What is Skye's Law?


A high-speed police chase on New Year’s Eve in 2009 resulted in the death of 19-month-old Skye Sassine, who was killed in the accident. Due to this, the law known as Skye’s Law was introduced as an amendment to the Crimes Act in 2010.

The Law - Sky's Law

Skye’s Law is an offence under Section 51B Crimes Act 1900 (NSW). This is a police pursuit offence, and the maximum penalty for a first offence is 3 years imprisonment. The maximum penalty for a second or subsequent offence is 5 years imprisonment.

Moreover, a first-time offender will automatically lose their licence for 3 years with a minimum disqualification period of 12 months. A second or subsequent offender will automatically be disqualified from driving for 5 years with a minimum disqualification of 2 years.

What elements the crown must prove

To be found guilty of a police pursuit in NSW, it must be proven beyond reasonable doubt that:
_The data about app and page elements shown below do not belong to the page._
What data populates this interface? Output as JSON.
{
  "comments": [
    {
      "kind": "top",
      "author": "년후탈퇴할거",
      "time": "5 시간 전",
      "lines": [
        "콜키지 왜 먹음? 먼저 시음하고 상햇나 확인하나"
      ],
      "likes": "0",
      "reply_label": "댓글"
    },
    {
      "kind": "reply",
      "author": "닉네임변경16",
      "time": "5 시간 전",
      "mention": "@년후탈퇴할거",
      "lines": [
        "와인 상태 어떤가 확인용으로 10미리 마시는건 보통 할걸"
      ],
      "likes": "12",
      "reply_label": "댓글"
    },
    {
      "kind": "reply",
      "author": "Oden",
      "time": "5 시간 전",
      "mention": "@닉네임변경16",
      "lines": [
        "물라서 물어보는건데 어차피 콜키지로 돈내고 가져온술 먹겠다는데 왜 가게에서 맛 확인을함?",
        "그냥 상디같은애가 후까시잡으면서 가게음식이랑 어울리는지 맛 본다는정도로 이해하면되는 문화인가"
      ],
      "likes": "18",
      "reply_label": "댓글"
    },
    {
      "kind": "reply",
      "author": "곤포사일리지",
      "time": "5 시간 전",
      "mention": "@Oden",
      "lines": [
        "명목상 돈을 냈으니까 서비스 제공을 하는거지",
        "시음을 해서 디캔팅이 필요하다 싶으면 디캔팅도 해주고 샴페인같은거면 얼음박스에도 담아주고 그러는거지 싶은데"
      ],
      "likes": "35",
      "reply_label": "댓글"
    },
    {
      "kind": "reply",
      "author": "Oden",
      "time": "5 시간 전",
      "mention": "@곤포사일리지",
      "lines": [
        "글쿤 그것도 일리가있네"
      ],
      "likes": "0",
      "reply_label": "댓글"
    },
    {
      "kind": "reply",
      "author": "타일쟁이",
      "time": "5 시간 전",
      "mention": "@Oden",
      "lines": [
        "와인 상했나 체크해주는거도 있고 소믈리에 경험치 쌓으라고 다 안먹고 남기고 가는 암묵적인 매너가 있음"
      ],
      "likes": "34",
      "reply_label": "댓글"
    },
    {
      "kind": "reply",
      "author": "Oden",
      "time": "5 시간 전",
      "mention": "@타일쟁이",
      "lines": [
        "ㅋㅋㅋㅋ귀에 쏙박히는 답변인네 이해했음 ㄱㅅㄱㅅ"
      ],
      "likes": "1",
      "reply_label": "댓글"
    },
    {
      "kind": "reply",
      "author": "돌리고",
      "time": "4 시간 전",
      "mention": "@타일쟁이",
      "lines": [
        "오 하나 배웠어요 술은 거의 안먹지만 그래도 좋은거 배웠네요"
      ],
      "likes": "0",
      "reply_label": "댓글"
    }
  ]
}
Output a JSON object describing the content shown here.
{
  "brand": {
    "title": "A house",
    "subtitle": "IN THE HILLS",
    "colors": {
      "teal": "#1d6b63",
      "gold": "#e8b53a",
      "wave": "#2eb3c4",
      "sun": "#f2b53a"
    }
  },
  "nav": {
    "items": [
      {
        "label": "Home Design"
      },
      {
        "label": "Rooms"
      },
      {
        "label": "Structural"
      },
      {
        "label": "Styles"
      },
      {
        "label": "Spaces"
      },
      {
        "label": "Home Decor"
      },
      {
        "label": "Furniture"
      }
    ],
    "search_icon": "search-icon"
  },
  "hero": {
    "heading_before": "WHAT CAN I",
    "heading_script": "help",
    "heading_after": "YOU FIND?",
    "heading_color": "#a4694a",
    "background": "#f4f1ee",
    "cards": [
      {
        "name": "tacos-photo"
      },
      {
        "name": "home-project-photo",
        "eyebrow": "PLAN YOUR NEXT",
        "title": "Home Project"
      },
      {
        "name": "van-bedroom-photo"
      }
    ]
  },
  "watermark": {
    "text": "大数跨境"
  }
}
  • You were being pursued by police;
  • You were aware or suspected a police officer was in pursuit of your vehicle and required you to stop;
  • You failed to stop the vehicle; and
  • You were driving recklessly or at a speed or manner dangerous to others.

All the above elements must be proved beyond a reasonable doubt before you can be found guilty of Skye’s Law.

Available Defences

The defences available to the charge include:


  • Honest and reasonable mistake of fact,
  • Duress, and
  • Necessity.

If raised, the prosecution is required to persuade and disprove the defence to the Court beyond a reasonable doubt.

If pleading guilty, can you lower the suspension period?

The simple answer is yes. However, various factors will play a role in determining the suspension period. The automatic minimum suspension cannot be lowered. If you are being sentenced for this offence, you must obtain advice from a criminal defence lawyer.


You should prepare character references, write an apology letter, complete the traffic offenders program, and obtain a psychological report if necessary.